++++ Provided information
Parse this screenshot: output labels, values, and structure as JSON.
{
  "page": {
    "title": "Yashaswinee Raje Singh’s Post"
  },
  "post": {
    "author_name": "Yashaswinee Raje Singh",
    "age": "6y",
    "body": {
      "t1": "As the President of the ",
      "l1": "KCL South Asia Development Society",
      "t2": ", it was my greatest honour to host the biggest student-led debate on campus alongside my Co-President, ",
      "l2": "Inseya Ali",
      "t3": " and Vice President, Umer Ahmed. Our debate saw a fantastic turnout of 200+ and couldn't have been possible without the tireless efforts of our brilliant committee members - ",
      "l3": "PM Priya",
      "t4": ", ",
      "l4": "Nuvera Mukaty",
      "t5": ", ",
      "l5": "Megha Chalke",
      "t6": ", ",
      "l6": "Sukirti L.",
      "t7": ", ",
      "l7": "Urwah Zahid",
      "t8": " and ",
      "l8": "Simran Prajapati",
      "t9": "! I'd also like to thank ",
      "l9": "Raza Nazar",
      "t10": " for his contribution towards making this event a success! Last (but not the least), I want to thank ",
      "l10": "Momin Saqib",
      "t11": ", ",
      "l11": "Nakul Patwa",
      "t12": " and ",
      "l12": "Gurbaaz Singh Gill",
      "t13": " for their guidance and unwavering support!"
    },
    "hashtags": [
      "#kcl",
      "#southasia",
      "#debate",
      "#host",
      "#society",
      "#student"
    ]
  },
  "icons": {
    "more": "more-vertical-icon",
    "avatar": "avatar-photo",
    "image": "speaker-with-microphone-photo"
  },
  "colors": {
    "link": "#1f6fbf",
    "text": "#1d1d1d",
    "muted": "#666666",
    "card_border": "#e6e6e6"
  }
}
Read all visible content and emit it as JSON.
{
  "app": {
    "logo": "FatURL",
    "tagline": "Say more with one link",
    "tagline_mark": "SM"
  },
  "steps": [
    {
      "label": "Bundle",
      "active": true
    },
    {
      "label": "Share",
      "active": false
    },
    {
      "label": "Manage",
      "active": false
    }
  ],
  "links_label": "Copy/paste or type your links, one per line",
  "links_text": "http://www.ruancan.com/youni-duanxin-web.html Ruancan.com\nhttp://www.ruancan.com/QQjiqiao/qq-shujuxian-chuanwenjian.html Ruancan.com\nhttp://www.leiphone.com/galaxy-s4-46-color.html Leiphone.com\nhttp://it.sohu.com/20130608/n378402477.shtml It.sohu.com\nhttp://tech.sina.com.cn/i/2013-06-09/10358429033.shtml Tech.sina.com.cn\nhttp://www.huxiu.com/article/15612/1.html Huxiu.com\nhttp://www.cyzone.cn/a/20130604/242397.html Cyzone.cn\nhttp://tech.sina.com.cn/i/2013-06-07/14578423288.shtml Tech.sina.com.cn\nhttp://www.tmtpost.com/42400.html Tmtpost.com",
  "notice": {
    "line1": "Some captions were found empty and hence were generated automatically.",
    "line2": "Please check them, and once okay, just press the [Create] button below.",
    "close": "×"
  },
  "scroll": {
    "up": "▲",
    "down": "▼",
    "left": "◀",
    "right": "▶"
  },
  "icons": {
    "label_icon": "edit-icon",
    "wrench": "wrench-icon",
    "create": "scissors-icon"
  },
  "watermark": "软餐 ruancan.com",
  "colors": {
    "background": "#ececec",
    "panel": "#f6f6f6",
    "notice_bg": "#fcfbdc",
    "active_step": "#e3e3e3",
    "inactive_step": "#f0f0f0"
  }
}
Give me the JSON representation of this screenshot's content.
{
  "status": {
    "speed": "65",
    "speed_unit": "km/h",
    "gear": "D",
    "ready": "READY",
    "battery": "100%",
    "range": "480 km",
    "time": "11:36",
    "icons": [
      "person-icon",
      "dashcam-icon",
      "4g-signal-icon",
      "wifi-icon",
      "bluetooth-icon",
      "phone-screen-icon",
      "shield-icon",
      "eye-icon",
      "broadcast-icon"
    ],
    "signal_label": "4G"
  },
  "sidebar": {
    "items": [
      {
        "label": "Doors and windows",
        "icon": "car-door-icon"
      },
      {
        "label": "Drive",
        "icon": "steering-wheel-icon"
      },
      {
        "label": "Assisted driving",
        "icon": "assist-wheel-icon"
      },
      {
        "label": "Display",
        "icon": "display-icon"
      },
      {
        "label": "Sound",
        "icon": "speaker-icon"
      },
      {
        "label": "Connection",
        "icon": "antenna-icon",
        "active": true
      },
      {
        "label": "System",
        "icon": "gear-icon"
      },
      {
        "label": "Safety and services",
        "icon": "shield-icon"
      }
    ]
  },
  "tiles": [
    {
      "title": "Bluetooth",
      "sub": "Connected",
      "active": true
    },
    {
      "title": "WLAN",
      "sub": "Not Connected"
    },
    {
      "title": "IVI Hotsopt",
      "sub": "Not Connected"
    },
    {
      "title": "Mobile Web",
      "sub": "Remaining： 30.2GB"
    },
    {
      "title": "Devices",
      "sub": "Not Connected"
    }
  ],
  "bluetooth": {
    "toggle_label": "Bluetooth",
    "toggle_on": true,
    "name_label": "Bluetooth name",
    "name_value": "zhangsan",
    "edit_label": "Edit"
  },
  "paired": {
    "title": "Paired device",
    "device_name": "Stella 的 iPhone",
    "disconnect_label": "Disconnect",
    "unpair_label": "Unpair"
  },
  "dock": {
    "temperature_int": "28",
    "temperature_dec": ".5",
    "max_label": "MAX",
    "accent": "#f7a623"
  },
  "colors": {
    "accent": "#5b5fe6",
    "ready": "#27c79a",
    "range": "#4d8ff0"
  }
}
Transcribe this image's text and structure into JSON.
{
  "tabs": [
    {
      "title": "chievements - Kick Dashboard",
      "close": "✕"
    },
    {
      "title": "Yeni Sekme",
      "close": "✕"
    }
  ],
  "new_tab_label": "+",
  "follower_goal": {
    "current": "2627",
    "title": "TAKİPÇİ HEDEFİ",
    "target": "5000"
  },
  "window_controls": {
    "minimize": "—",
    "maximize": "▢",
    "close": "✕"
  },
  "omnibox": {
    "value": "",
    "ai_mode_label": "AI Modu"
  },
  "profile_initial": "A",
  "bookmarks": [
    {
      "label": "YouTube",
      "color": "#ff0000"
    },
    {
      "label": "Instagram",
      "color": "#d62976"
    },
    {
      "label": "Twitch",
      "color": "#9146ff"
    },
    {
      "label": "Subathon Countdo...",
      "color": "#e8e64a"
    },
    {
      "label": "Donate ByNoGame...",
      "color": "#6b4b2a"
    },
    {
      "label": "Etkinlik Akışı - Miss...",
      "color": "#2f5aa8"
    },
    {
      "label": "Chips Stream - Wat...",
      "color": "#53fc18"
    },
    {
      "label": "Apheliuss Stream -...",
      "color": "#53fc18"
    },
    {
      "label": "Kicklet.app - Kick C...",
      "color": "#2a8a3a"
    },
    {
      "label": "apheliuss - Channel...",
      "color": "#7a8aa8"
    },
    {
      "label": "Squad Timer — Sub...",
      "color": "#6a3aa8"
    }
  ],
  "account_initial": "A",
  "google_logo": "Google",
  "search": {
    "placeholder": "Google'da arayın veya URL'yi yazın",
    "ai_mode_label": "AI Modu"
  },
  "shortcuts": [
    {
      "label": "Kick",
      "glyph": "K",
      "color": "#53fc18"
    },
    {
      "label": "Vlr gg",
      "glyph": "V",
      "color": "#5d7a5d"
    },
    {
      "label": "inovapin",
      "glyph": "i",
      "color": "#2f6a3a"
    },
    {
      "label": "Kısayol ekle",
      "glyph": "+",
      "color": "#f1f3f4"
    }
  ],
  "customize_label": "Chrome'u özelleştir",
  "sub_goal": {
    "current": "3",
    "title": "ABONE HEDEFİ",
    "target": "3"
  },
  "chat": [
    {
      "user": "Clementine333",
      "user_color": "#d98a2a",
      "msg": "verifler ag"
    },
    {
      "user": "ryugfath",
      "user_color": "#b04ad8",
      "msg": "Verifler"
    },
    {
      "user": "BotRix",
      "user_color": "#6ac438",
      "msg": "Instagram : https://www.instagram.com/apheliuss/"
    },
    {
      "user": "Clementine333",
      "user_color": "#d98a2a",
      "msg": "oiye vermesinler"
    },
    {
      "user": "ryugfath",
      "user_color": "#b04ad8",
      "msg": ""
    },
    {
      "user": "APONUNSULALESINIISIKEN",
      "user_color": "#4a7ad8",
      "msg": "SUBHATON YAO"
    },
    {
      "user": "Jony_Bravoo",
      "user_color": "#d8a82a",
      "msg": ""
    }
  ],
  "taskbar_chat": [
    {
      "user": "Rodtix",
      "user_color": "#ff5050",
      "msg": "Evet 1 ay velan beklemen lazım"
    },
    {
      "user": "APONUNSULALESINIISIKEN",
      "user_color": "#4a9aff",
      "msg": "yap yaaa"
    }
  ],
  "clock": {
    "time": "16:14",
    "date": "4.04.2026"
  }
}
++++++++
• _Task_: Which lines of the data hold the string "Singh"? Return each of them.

• _Written solution_:
    "title": "Yashaswinee Raje Singh’s Post"
    "author_name": "Yashaswinee Raje Singh",
      "l12": "Gurbaaz Singh Gill",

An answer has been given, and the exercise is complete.